Announcing Stack Overflow Documentation

We started with Q&A. Technical documentation is next, and we need your help.

Whether you're a beginner or an experienced developer, you can contribute.

Sign up and start helping → Learn more about Documentation →

I know I'm probably doing something unforgivably stupid here, but for some reason my code won't compile and I'm not sure why.

#include <iostream> 
#include <list> 

//A queue for the working set
//x,y co-ords of the square, path length so far 
struct square {
 int x;
 int y; 
 int path_length;
} square; 

list<square> workingset; 

I have other code which appears to create a list in exactly the same way -

#include <iostream>
#include <list>   //List class library 
#include <algorithm> //STL algorithms class library (find) 

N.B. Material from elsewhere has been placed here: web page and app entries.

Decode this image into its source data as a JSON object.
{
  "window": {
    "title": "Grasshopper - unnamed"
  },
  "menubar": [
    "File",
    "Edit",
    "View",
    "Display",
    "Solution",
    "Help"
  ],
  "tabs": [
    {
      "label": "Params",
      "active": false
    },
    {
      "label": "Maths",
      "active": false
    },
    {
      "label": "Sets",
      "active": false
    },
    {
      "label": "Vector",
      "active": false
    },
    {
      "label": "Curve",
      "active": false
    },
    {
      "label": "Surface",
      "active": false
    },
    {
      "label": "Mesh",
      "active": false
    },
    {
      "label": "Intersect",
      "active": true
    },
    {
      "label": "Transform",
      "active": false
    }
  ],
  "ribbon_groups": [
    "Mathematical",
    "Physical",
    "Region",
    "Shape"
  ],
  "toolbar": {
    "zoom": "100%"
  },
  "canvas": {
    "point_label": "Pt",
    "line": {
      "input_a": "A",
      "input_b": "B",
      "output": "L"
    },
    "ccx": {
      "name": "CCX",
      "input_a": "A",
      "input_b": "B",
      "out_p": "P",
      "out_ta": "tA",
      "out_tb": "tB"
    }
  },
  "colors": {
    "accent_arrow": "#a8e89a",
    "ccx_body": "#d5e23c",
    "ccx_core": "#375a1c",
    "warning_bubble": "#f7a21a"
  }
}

using namespace std;

list<int> numberlist; //Creates my list

And the problem doesn't appear to be because of the struct, as I have tried making a list of ints too, and it won't work either.

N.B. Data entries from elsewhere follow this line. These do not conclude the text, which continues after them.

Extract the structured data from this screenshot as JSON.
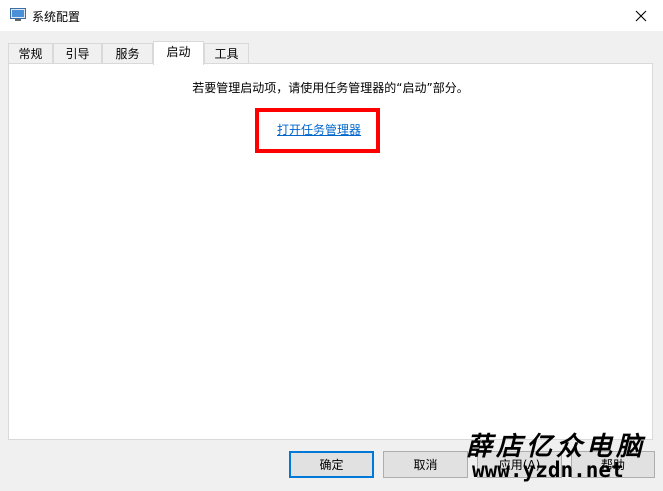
{
  "window": {
    "title": "系统配置",
    "close_icon": "close-icon"
  },
  "tabs": [
    {
      "label": "常规"
    },
    {
      "label": "引导"
    },
    {
      "label": "服务"
    },
    {
      "label": "启动",
      "active": true
    },
    {
      "label": "工具"
    }
  ],
  "startup": {
    "info_text": "若要管理启动项，请使用任务管理器的“启动”部分。",
    "link_text": "打开任务管理器",
    "highlight_color": "#ff0000"
  },
  "buttons": {
    "ok": "确定",
    "cancel": "取消",
    "apply": "应用(A)",
    "help": "帮助"
  },
  "watermark": {
    "chinese": "薛店亿众电脑",
    "url": "www.yzdn.net"
  }
}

The errors I am getting are -

syntax error : missing ';' before '<' and missing type specifier - int assumed.

(Both on the line in which I am trying to declare a list)

So what incredibly stupid thing am I missing here? :3

share|improve this question
2  
Use std::list to declare a list. – DumbCoder Jan 12 '11 at 10:58
    
Can anybody help me? [Modify an attribute element from a list of STL of a structure in C ++][1] [1]: stackoverflow.com/a/30798787/4959934 – Jonatan Jun 12 '15 at 8:49
up vote 3 down vote accepted

The list class is defined in the std namespace, so you have to either do this:

std::list<square> workingset;

Or this

using namespace std;
list<square> workingset;
share|improve this answer
    
Fantastic! Thank you! :) – Eilidh Jan 12 '11 at 10:59
    
(Duuuuuuuuhhhr) feels stupid – Eilidh Jan 12 '11 at 10:59
3  
Hahaha.... don't worry, it always happens :-) – Rafid Jan 12 '11 at 11:02

Put std:: in front of the list<square> workingset;


you could just include using namespace std;, but it's not that good idea, if this is in a header file.

share|improve this answer
    
Aye, it's a teeny-tiny program so using namespace std; should be fine :) Thanks for your help! – Eilidh Jan 12 '11 at 11:14

Also, you can't use square as the name of the struct as well as the name of a variable.

The following code should fail to compile:

struct square {
 int x;
 int y; 
 int path_length;
} square; 

square getSquare
{
   return square();
}

Try this instead:

struct square {
 int x;
 int y; 
 int path_length;
} aSquare; 

square getSquare
{
   return square();
}
share|improve this answer

Your Answer

 
discard

By posting your answer, you agree to the privacy policy and terms of service.

Not the answer you're looking for? Browse other questions tagged or ask your own question.